[App and web page records]
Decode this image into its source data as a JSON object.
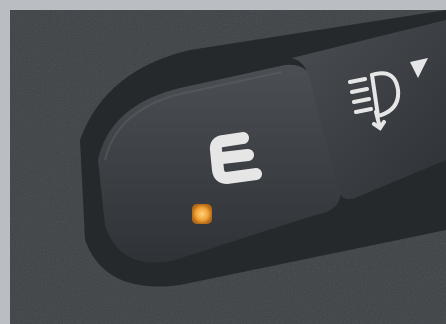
{
  "scene": {
    "description_icons": [
      "eco-mode-e-icon",
      "fog-light-icon"
    ],
    "indicator_color": "#f2a53a",
    "panel_color": "#3d4145",
    "button_color": "#3a3d41",
    "symbol_color": "#e6e6e6"
  }
}
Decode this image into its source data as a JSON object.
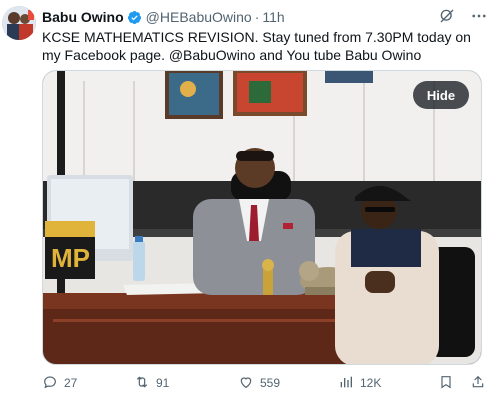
{
  "author": {
    "name": "Babu Owino",
    "handle": "@HEBabuOwino",
    "time": "11h",
    "separator": "·"
  },
  "tweet": {
    "text": "KCSE MATHEMATICS REVISION. Stay tuned from 7.30PM today on my Facebook page. @BabuOwino and You tube Babu Owino"
  },
  "media": {
    "hide_label": "Hide",
    "plaque_text": "MP"
  },
  "metrics": {
    "replies": "27",
    "retweets": "91",
    "likes": "559",
    "views": "12K"
  },
  "colors": {
    "verified": "#1d9bf0",
    "muted": "#536471",
    "text": "#0f1419"
  },
  "icons": {
    "verified": "verified-badge-icon",
    "grok": "grok-icon",
    "more": "more-icon",
    "reply": "reply-icon",
    "retweet": "retweet-icon",
    "like": "heart-icon",
    "views": "views-icon",
    "bookmark": "bookmark-icon",
    "share": "share-icon"
  }
}
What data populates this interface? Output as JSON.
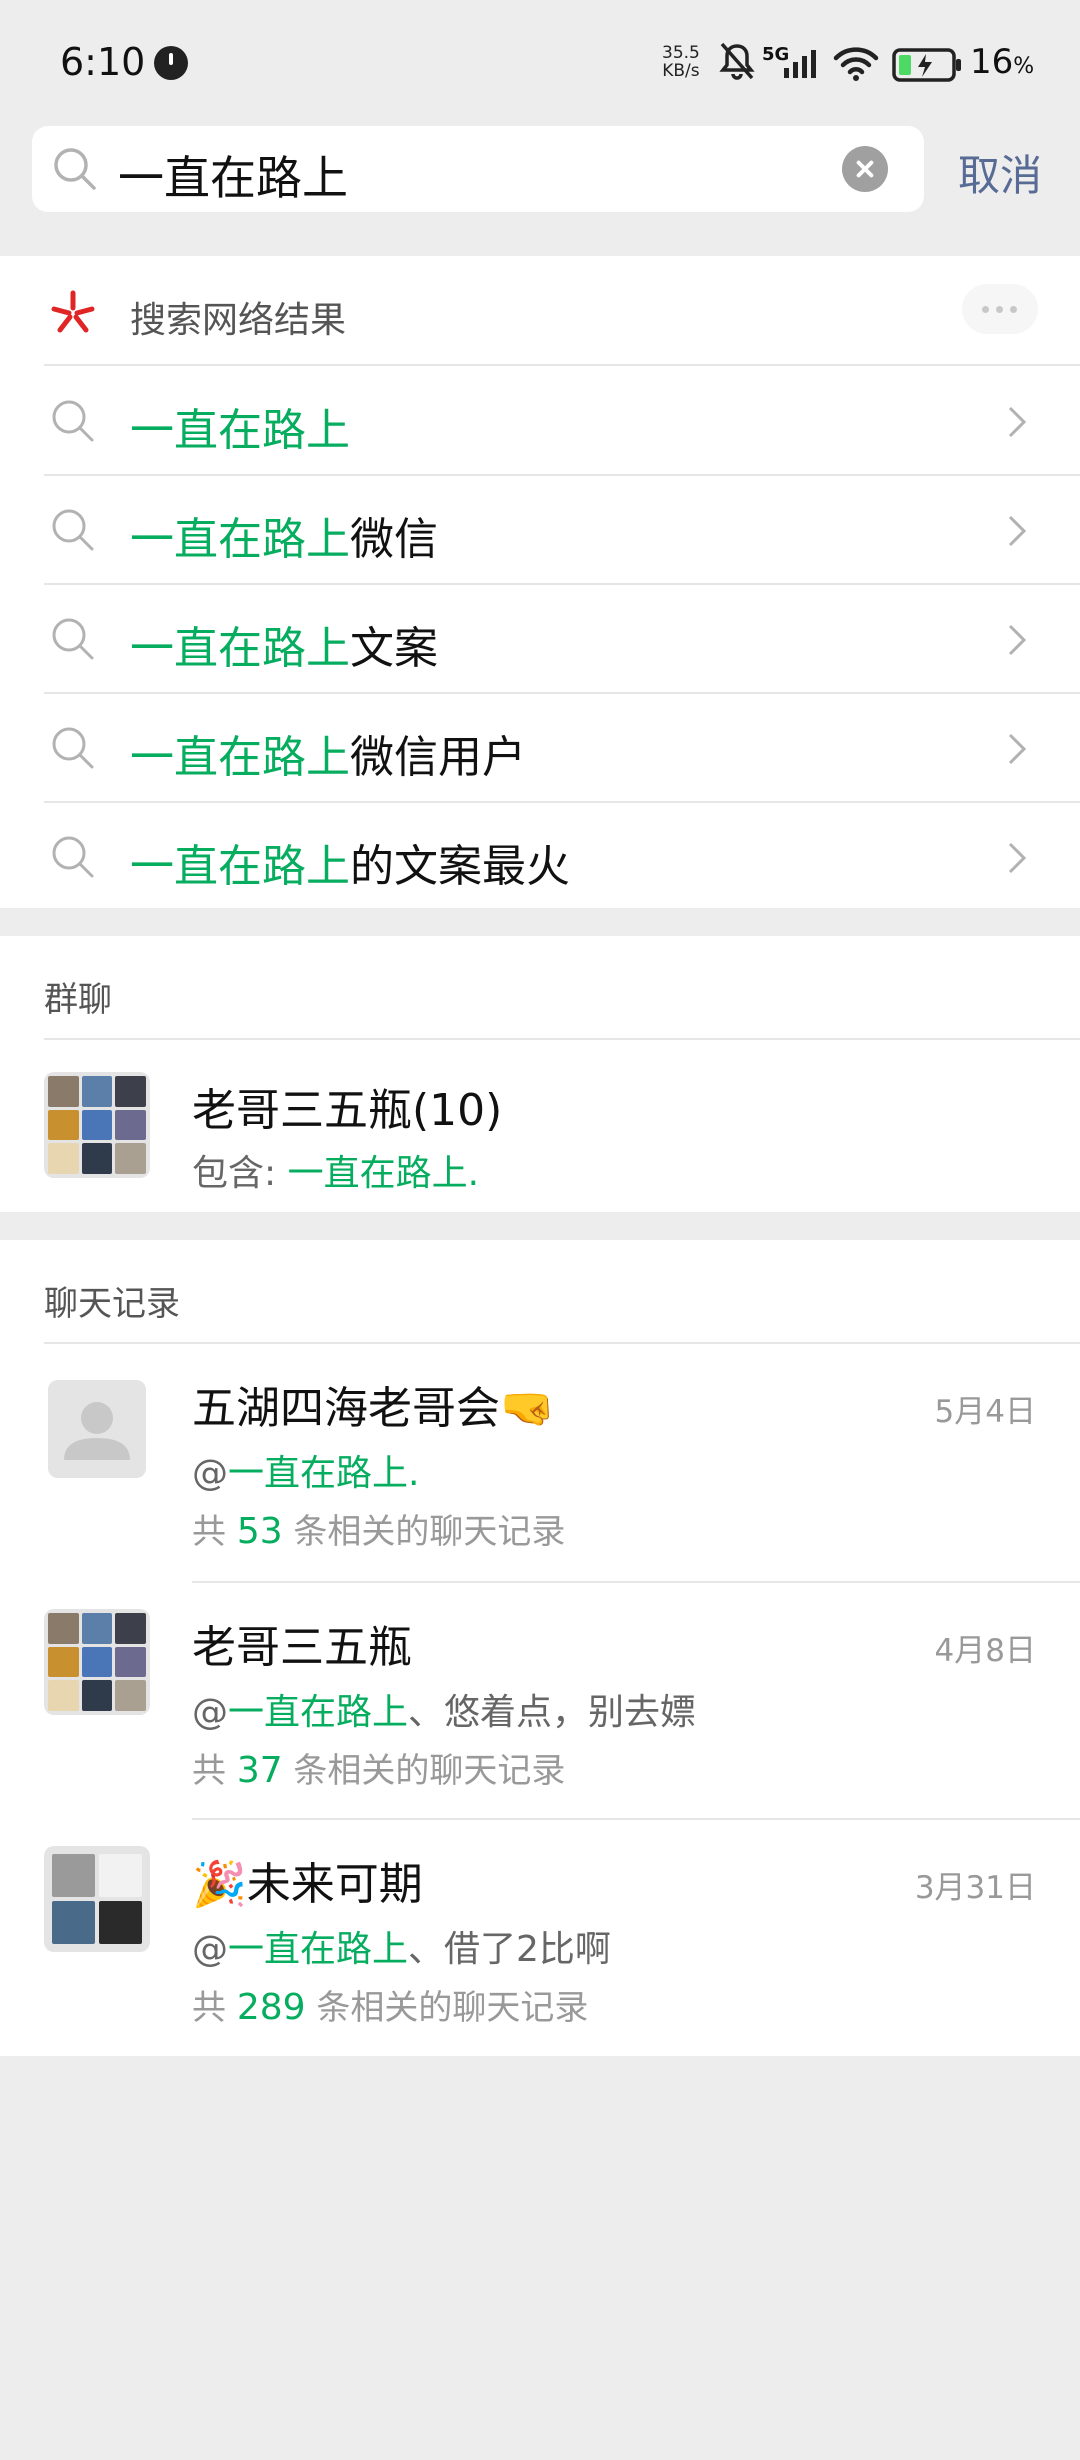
{
  "status_bar": {
    "time": "6:10",
    "net_speed_value": "35.5",
    "net_speed_unit": "KB/s",
    "network_type": "5G",
    "battery_percent": "16",
    "battery_symbol": "%"
  },
  "search": {
    "query": "一直在路上",
    "cancel_label": "取消"
  },
  "web_results": {
    "header": "搜索网络结果",
    "suggestions": [
      {
        "highlight": "一直在路上",
        "rest": ""
      },
      {
        "highlight": "一直在路上",
        "rest": "微信"
      },
      {
        "highlight": "一直在路上",
        "rest": "文案"
      },
      {
        "highlight": "一直在路上",
        "rest": "微信用户"
      },
      {
        "highlight": "一直在路上",
        "rest": "的文案最火"
      }
    ]
  },
  "groups": {
    "section_title": "群聊",
    "items": [
      {
        "name": "老哥三五瓶(10)",
        "sub_prefix": "包含: ",
        "sub_highlight": "一直在路上."
      }
    ]
  },
  "chats": {
    "section_title": "聊天记录",
    "items": [
      {
        "name": "五湖四海老哥会🤜",
        "date": "5月4日",
        "at": "@",
        "highlight": "一直在路上.",
        "rest": "",
        "count_prefix": "共 ",
        "count": "53",
        "count_suffix": " 条相关的聊天记录"
      },
      {
        "name": "老哥三五瓶",
        "date": "4月8日",
        "at": "@",
        "highlight": "一直在路上",
        "rest": "、悠着点，别去嫖",
        "count_prefix": "共 ",
        "count": "37",
        "count_suffix": " 条相关的聊天记录"
      },
      {
        "name": "🎉未来可期",
        "date": "3月31日",
        "at": "@",
        "highlight": "一直在路上",
        "rest": "、借了2比啊",
        "count_prefix": "共 ",
        "count": "289",
        "count_suffix": " 条相关的聊天记录"
      }
    ]
  },
  "colors": {
    "highlight": "#07ad5f",
    "link": "#576b95",
    "background": "#ededed"
  }
}
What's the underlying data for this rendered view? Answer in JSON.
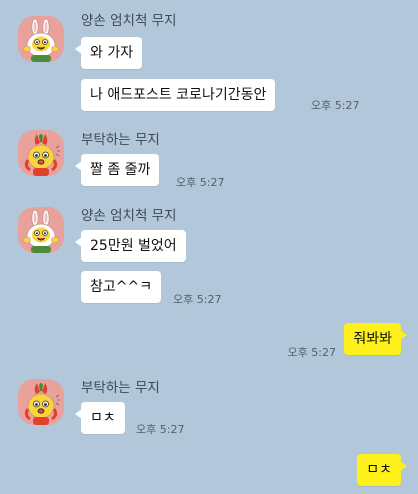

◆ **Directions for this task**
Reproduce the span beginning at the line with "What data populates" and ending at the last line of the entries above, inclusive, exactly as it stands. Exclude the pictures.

◆ **Exercise response**
What data populates this interface? Output as JSON.
{
  "status_bar": {
    "time": "6:10",
    "net_speed_value": "35.5",
    "net_speed_unit": "KB/s",
    "network_type": "5G",
    "battery_percent": "16",
    "battery_symbol": "%"
  },
  "search": {
    "query": "一直在路上",
    "cancel_label": "取消"
  },
  "web_results": {
    "header": "搜索网络结果",
    "suggestions": [
      {
        "highlight": "一直在路上",
        "rest": ""
      },
      {
        "highlight": "一直在路上",
        "rest": "微信"
      },
      {
        "highlight": "一直在路上",
        "rest": "文案"
      },
      {
        "highlight": "一直在路上",
        "rest": "微信用户"
      },
      {
        "highlight": "一直在路上",
        "rest": "的文案最火"
      }
    ]
  },
  "groups": {
    "section_title": "群聊",
    "items": [
      {
        "name": "老哥三五瓶(10)",
        "sub_prefix": "包含: ",
        "sub_highlight": "一直在路上."
      }
    ]
  },
  "chats": {
    "section_title": "聊天记录",
    "items": [
      {
        "name": "五湖四海老哥会🤜",
        "date": "5月4日",
        "at": "@",
        "highlight": "一直在路上.",
        "rest": "",
        "count_prefix": "共 ",
        "count": "53",
        "count_suffix": " 条相关的聊天记录"
      },
      {
        "name": "老哥三五瓶",
        "date": "4月8日",
        "at": "@",
        "highlight": "一直在路上",
        "rest": "、悠着点，别去嫖",
        "count_prefix": "共 ",
        "count": "37",
        "count_suffix": " 条相关的聊天记录"
      },
      {
        "name": "🎉未来可期",
        "date": "3月31日",
        "at": "@",
        "highlight": "一直在路上",
        "rest": "、借了2比啊",
        "count_prefix": "共 ",
        "count": "289",
        "count_suffix": " 条相关的聊天记录"
      }
    ]
  },
  "colors": {
    "highlight": "#07ad5f",
    "link": "#576b95",
    "background": "#ededed"
  }
}
What's the underlying data for this rendered view? Answer in JSON.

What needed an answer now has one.